Dataset rows for apps and sites »
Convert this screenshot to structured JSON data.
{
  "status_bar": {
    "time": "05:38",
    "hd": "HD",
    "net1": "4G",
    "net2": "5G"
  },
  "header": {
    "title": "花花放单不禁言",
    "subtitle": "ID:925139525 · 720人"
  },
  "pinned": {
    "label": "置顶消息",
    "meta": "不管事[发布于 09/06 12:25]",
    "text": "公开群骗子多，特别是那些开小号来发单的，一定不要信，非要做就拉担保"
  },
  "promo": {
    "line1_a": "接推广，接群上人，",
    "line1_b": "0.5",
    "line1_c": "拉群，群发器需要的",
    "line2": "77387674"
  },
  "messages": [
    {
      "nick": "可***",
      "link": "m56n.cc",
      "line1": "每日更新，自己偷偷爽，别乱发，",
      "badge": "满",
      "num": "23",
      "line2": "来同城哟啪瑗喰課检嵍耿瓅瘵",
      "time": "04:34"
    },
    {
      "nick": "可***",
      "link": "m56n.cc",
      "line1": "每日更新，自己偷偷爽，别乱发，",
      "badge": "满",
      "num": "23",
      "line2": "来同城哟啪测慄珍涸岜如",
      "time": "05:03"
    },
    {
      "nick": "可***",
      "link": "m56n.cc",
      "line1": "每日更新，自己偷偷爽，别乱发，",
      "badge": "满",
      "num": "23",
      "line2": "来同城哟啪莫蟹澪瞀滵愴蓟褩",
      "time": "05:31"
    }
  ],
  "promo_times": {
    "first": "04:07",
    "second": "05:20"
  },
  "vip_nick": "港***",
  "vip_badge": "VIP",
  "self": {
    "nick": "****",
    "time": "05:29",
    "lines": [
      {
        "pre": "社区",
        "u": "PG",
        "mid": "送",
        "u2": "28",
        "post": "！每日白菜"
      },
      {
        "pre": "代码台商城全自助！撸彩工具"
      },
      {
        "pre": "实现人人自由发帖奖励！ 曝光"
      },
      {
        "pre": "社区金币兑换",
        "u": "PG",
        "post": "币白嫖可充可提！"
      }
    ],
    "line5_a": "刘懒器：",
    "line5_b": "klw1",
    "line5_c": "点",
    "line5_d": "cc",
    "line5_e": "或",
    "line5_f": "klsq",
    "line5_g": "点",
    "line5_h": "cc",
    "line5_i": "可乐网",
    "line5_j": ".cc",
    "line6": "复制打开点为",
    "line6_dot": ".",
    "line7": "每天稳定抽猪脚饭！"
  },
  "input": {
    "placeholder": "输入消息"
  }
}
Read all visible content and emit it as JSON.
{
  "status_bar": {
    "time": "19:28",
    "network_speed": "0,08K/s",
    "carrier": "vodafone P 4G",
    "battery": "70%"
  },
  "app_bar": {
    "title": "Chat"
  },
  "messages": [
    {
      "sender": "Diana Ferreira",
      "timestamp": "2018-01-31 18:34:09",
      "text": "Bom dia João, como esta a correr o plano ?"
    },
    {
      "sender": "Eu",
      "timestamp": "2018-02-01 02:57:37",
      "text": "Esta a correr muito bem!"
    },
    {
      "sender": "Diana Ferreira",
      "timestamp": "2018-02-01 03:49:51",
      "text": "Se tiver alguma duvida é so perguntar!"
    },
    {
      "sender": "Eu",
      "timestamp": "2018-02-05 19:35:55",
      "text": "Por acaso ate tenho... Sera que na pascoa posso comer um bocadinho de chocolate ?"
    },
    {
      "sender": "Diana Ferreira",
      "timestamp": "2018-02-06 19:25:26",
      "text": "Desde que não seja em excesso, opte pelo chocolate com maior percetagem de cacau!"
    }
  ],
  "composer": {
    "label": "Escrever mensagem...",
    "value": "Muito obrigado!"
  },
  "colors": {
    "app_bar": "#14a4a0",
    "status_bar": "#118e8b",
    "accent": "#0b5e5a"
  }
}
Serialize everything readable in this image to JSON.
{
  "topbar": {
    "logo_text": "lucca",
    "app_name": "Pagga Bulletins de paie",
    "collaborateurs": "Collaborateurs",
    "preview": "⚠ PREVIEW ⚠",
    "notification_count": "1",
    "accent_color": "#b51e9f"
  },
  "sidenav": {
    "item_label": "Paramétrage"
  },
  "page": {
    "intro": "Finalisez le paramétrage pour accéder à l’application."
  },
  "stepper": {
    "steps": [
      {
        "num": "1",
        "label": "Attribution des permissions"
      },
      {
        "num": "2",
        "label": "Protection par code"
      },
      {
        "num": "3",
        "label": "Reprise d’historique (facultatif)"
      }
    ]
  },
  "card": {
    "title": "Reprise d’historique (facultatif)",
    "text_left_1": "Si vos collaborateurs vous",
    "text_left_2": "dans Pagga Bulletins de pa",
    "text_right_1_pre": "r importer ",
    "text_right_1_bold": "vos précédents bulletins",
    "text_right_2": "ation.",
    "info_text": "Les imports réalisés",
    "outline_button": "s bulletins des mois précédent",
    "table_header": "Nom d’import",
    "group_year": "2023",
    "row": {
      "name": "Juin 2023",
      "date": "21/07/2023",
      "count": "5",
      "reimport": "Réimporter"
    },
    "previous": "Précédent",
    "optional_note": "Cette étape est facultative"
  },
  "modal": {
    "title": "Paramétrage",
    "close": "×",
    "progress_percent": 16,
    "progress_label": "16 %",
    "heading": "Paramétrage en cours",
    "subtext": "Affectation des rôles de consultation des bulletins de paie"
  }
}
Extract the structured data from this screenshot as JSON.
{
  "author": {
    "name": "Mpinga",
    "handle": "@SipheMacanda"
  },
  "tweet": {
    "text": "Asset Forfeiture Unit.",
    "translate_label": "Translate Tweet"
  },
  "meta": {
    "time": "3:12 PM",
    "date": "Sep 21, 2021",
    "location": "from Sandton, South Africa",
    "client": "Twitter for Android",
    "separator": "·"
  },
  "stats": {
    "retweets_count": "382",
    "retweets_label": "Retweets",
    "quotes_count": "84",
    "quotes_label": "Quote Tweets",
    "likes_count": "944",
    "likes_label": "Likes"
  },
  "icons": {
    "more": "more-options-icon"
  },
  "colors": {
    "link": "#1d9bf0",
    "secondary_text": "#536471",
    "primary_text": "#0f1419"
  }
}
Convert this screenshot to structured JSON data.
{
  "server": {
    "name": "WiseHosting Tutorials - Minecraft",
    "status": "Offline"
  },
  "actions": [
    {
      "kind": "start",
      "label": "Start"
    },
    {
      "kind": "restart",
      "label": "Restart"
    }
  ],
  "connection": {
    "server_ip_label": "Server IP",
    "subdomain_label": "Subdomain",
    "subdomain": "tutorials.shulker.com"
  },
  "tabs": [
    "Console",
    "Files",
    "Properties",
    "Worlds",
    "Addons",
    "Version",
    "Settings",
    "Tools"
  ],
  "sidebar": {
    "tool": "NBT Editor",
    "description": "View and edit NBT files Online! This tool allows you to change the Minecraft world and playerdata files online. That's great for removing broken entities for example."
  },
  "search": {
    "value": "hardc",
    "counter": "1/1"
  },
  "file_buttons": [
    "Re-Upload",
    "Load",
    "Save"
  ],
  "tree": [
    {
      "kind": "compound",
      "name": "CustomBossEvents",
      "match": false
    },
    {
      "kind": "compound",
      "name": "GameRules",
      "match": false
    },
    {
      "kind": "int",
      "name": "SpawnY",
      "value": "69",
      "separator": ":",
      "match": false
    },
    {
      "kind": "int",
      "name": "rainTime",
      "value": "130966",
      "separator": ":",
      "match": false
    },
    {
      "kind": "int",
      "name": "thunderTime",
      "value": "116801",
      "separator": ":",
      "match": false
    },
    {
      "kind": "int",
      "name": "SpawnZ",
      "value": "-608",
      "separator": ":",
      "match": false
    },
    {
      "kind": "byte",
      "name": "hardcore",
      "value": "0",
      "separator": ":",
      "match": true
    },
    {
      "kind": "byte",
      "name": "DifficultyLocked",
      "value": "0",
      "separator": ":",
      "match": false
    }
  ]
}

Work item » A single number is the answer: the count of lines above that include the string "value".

Written answer » 8